- PROBLEM TO SOLVE:
Give back the whole listing word for word and skip each picture.

- RAW DATA:
--------
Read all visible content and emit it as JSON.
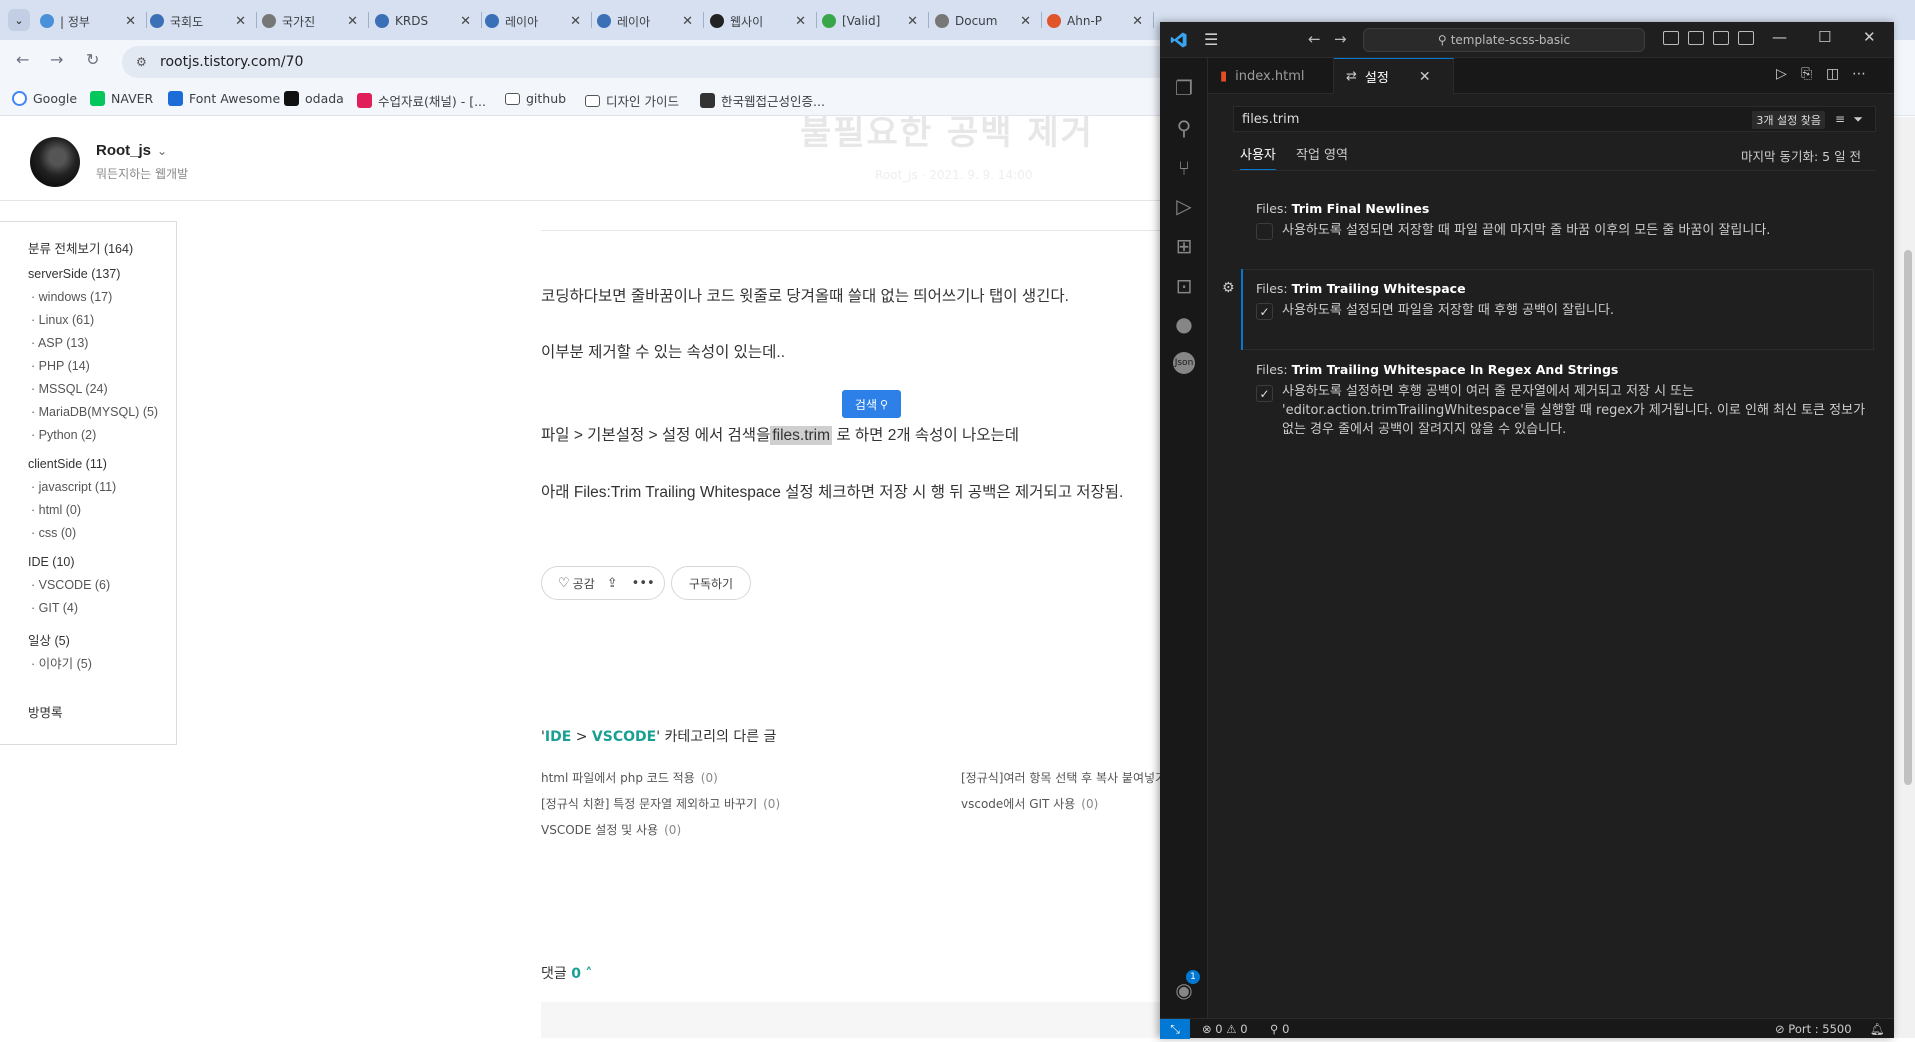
{
  "browser": {
    "tabs": [
      {
        "label": "| 정부",
        "color": "#4a90d9"
      },
      {
        "label": "국회도",
        "color": "#3b6fb6"
      },
      {
        "label": "국가진",
        "color": "#777777"
      },
      {
        "label": "KRDS",
        "color": "#3b6fb6"
      },
      {
        "label": "레이아",
        "color": "#3b6fb6"
      },
      {
        "label": "레이아",
        "color": "#3b6fb6"
      },
      {
        "label": "웹사이",
        "color": "#222222"
      },
      {
        "label": "[Valid]",
        "color": "#3aa64a"
      },
      {
        "label": "Docum",
        "color": "#777777"
      },
      {
        "label": "Ahn-P",
        "color": "#e0552a"
      }
    ],
    "url": "rootjs.tistory.com/70",
    "bookmarks": [
      {
        "label": "Google",
        "icon": "google-icon",
        "color": "#4285f4"
      },
      {
        "label": "NAVER",
        "icon": "naver-icon",
        "color": "#03c75a"
      },
      {
        "label": "Font Awesome",
        "icon": "flag-icon",
        "color": "#1c6bd6"
      },
      {
        "label": "odada",
        "icon": "odada-icon",
        "color": "#111111"
      },
      {
        "label": "수업자료(채널) - [...",
        "icon": "slack-icon",
        "color": "#e01e5a"
      },
      {
        "label": "github",
        "icon": "folder-icon",
        "color": "#ffffff"
      },
      {
        "label": "디자인 가이드",
        "icon": "folder-icon",
        "color": "#ffffff"
      },
      {
        "label": "한국웹접근성인증...",
        "icon": "globe-icon",
        "color": "#333333"
      }
    ]
  },
  "blog": {
    "name": "Root_js",
    "desc": "뭐든지하는 웹개발",
    "ghost_title": "불필요한 공백 제거",
    "ghost_meta": "Root_js · 2021. 9. 9. 14:00",
    "categories": [
      {
        "label": "분류 전체보기 (164)",
        "sub": false
      },
      {
        "label": "serverSide (137)",
        "sub": false
      },
      {
        "label": "· windows (17)",
        "sub": true
      },
      {
        "label": "· Linux (61)",
        "sub": true
      },
      {
        "label": "· ASP (13)",
        "sub": true
      },
      {
        "label": "· PHP (14)",
        "sub": true
      },
      {
        "label": "· MSSQL (24)",
        "sub": true
      },
      {
        "label": "· MariaDB(MYSQL) (5)",
        "sub": true
      },
      {
        "label": "· Python (2)",
        "sub": true
      },
      {
        "label": "clientSide (11)",
        "sub": false
      },
      {
        "label": "· javascript (11)",
        "sub": true
      },
      {
        "label": "· html (0)",
        "sub": true
      },
      {
        "label": "· css (0)",
        "sub": true
      },
      {
        "label": "IDE (10)",
        "sub": false
      },
      {
        "label": "· VSCODE (6)",
        "sub": true
      },
      {
        "label": "· GIT (4)",
        "sub": true
      },
      {
        "label": "일상 (5)",
        "sub": false
      },
      {
        "label": "· 이야기 (5)",
        "sub": true
      },
      {
        "label": "방명록",
        "sub": false
      }
    ],
    "p1": "코딩하다보면 줄바꿈이나 코드 윗줄로 당겨올때 쓸대 없는 띄어쓰기나 탭이 생긴다.",
    "p2": "이부분 제거할 수 있는 속성이 있는데..",
    "search_popup": "검색",
    "p3_before": "파일 > 기본설정 > 설정 에서 검색을",
    "p3_hl": "files.trim",
    "p3_after": "로 하면 2개 속성이 나오는데",
    "p4": "아래 Files:Trim Trailing Whitespace 설정 체크하면 저장 시 행 뒤 공백은 제거되고 저장됨.",
    "like_label": "공감",
    "subscribe_label": "구독하기",
    "related_cat1": "IDE",
    "related_sep": " > ",
    "related_cat2": "VSCODE",
    "related_suffix": "' 카테고리의 다른 글",
    "related": [
      {
        "title": "html 파일에서 php 코드 적용",
        "count": "(0)"
      },
      {
        "title": "[정규식]여러 항목 선택 후 복사 붙여넣기",
        "count": ""
      },
      {
        "title": "[정규식 치환] 특정 문자열 제외하고 바꾸기",
        "count": "(0)"
      },
      {
        "title": "vscode에서 GIT 사용",
        "count": "(0)"
      },
      {
        "title": "VSCODE 설정 및 사용",
        "count": "(0)"
      }
    ],
    "comments_label": "댓글",
    "comments_count": "0"
  },
  "vscode": {
    "search": "template-scss-basic",
    "tabs": [
      {
        "label": "index.html"
      },
      {
        "label": "설정"
      }
    ],
    "settings_query": "files.trim",
    "result_count": "3개 설정 찾음",
    "scope_tabs": [
      "사용자",
      "작업 영역"
    ],
    "last_sync": "마지막 동기화: 5 일 전",
    "settings": [
      {
        "prefix": "Files: ",
        "name": "Trim Final Newlines",
        "checked": false,
        "desc": "사용하도록 설정되면 저장할 때 파일 끝에 마지막 줄 바꿈 이후의 모든 줄 바꿈이 잘립니다."
      },
      {
        "prefix": "Files: ",
        "name": "Trim Trailing Whitespace",
        "checked": true,
        "desc": "사용하도록 설정되면 파일을 저장할 때 후행 공백이 잘립니다."
      },
      {
        "prefix": "Files: ",
        "name": "Trim Trailing Whitespace In Regex And Strings",
        "checked": true,
        "desc": "사용하도록 설정하면 후행 공백이 여러 줄 문자열에서 제거되고 저장 시 또는 'editor.action.trimTrailingWhitespace'를 실행할 때 regex가 제거됩니다. 이로 인해 최신 토큰 정보가 없는 경우 줄에서 공백이 잘려지지 않을 수 있습니다."
      }
    ],
    "status": {
      "errors": "0",
      "warnings": "0",
      "ports": "0",
      "live_port": "Port : 5500"
    },
    "accounts_badge": "1"
  }
}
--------
- PROBLEM SOLUTION:
Read all visible content and emit it as JSON.
{
  "browser": {
    "tabs": [
      {
        "label": "| 정부",
        "color": "#4a90d9"
      },
      {
        "label": "국회도",
        "color": "#3b6fb6"
      },
      {
        "label": "국가진",
        "color": "#777777"
      },
      {
        "label": "KRDS",
        "color": "#3b6fb6"
      },
      {
        "label": "레이아",
        "color": "#3b6fb6"
      },
      {
        "label": "레이아",
        "color": "#3b6fb6"
      },
      {
        "label": "웹사이",
        "color": "#222222"
      },
      {
        "label": "[Valid]",
        "color": "#3aa64a"
      },
      {
        "label": "Docum",
        "color": "#777777"
      },
      {
        "label": "Ahn-P",
        "color": "#e0552a"
      }
    ],
    "url": "rootjs.tistory.com/70",
    "bookmarks": [
      {
        "label": "Google",
        "icon": "google-icon",
        "color": "#4285f4"
      },
      {
        "label": "NAVER",
        "icon": "naver-icon",
        "color": "#03c75a"
      },
      {
        "label": "Font Awesome",
        "icon": "flag-icon",
        "color": "#1c6bd6"
      },
      {
        "label": "odada",
        "icon": "odada-icon",
        "color": "#111111"
      },
      {
        "label": "수업자료(채널) - [...",
        "icon": "slack-icon",
        "color": "#e01e5a"
      },
      {
        "label": "github",
        "icon": "folder-icon",
        "color": "#ffffff"
      },
      {
        "label": "디자인 가이드",
        "icon": "folder-icon",
        "color": "#ffffff"
      },
      {
        "label": "한국웹접근성인증...",
        "icon": "globe-icon",
        "color": "#333333"
      }
    ]
  },
  "blog": {
    "name": "Root_js",
    "desc": "뭐든지하는 웹개발",
    "ghost_title": "불필요한 공백 제거",
    "ghost_meta": "Root_js · 2021. 9. 9. 14:00",
    "categories": [
      {
        "label": "분류 전체보기 (164)",
        "sub": false
      },
      {
        "label": "serverSide (137)",
        "sub": false
      },
      {
        "label": "· windows (17)",
        "sub": true
      },
      {
        "label": "· Linux (61)",
        "sub": true
      },
      {
        "label": "· ASP (13)",
        "sub": true
      },
      {
        "label": "· PHP (14)",
        "sub": true
      },
      {
        "label": "· MSSQL (24)",
        "sub": true
      },
      {
        "label": "· MariaDB(MYSQL) (5)",
        "sub": true
      },
      {
        "label": "· Python (2)",
        "sub": true
      },
      {
        "label": "clientSide (11)",
        "sub": false
      },
      {
        "label": "· javascript (11)",
        "sub": true
      },
      {
        "label": "· html (0)",
        "sub": true
      },
      {
        "label": "· css (0)",
        "sub": true
      },
      {
        "label": "IDE (10)",
        "sub": false
      },
      {
        "label": "· VSCODE (6)",
        "sub": true
      },
      {
        "label": "· GIT (4)",
        "sub": true
      },
      {
        "label": "일상 (5)",
        "sub": false
      },
      {
        "label": "· 이야기 (5)",
        "sub": true
      },
      {
        "label": "방명록",
        "sub": false
      }
    ],
    "p1": "코딩하다보면 줄바꿈이나 코드 윗줄로 당겨올때 쓸대 없는 띄어쓰기나 탭이 생긴다.",
    "p2": "이부분 제거할 수 있는 속성이 있는데..",
    "search_popup": "검색",
    "p3_before": "파일 > 기본설정 > 설정 에서 검색을",
    "p3_hl": "files.trim",
    "p3_after": "로 하면 2개 속성이 나오는데",
    "p4": "아래 Files:Trim Trailing Whitespace 설정 체크하면 저장 시 행 뒤 공백은 제거되고 저장됨.",
    "like_label": "공감",
    "subscribe_label": "구독하기",
    "related_cat1": "IDE",
    "related_sep": " > ",
    "related_cat2": "VSCODE",
    "related_suffix": "' 카테고리의 다른 글",
    "related": [
      {
        "title": "html 파일에서 php 코드 적용",
        "count": "(0)"
      },
      {
        "title": "[정규식]여러 항목 선택 후 복사 붙여넣기",
        "count": ""
      },
      {
        "title": "[정규식 치환] 특정 문자열 제외하고 바꾸기",
        "count": "(0)"
      },
      {
        "title": "vscode에서 GIT 사용",
        "count": "(0)"
      },
      {
        "title": "VSCODE 설정 및 사용",
        "count": "(0)"
      }
    ],
    "comments_label": "댓글",
    "comments_count": "0"
  },
  "vscode": {
    "search": "template-scss-basic",
    "tabs": [
      {
        "label": "index.html"
      },
      {
        "label": "설정"
      }
    ],
    "settings_query": "files.trim",
    "result_count": "3개 설정 찾음",
    "scope_tabs": [
      "사용자",
      "작업 영역"
    ],
    "last_sync": "마지막 동기화: 5 일 전",
    "settings": [
      {
        "prefix": "Files: ",
        "name": "Trim Final Newlines",
        "checked": false,
        "desc": "사용하도록 설정되면 저장할 때 파일 끝에 마지막 줄 바꿈 이후의 모든 줄 바꿈이 잘립니다."
      },
      {
        "prefix": "Files: ",
        "name": "Trim Trailing Whitespace",
        "checked": true,
        "desc": "사용하도록 설정되면 파일을 저장할 때 후행 공백이 잘립니다."
      },
      {
        "prefix": "Files: ",
        "name": "Trim Trailing Whitespace In Regex And Strings",
        "checked": true,
        "desc": "사용하도록 설정하면 후행 공백이 여러 줄 문자열에서 제거되고 저장 시 또는 'editor.action.trimTrailingWhitespace'를 실행할 때 regex가 제거됩니다. 이로 인해 최신 토큰 정보가 없는 경우 줄에서 공백이 잘려지지 않을 수 있습니다."
      }
    ],
    "status": {
      "errors": "0",
      "warnings": "0",
      "ports": "0",
      "live_port": "Port : 5500"
    },
    "accounts_badge": "1"
  }
}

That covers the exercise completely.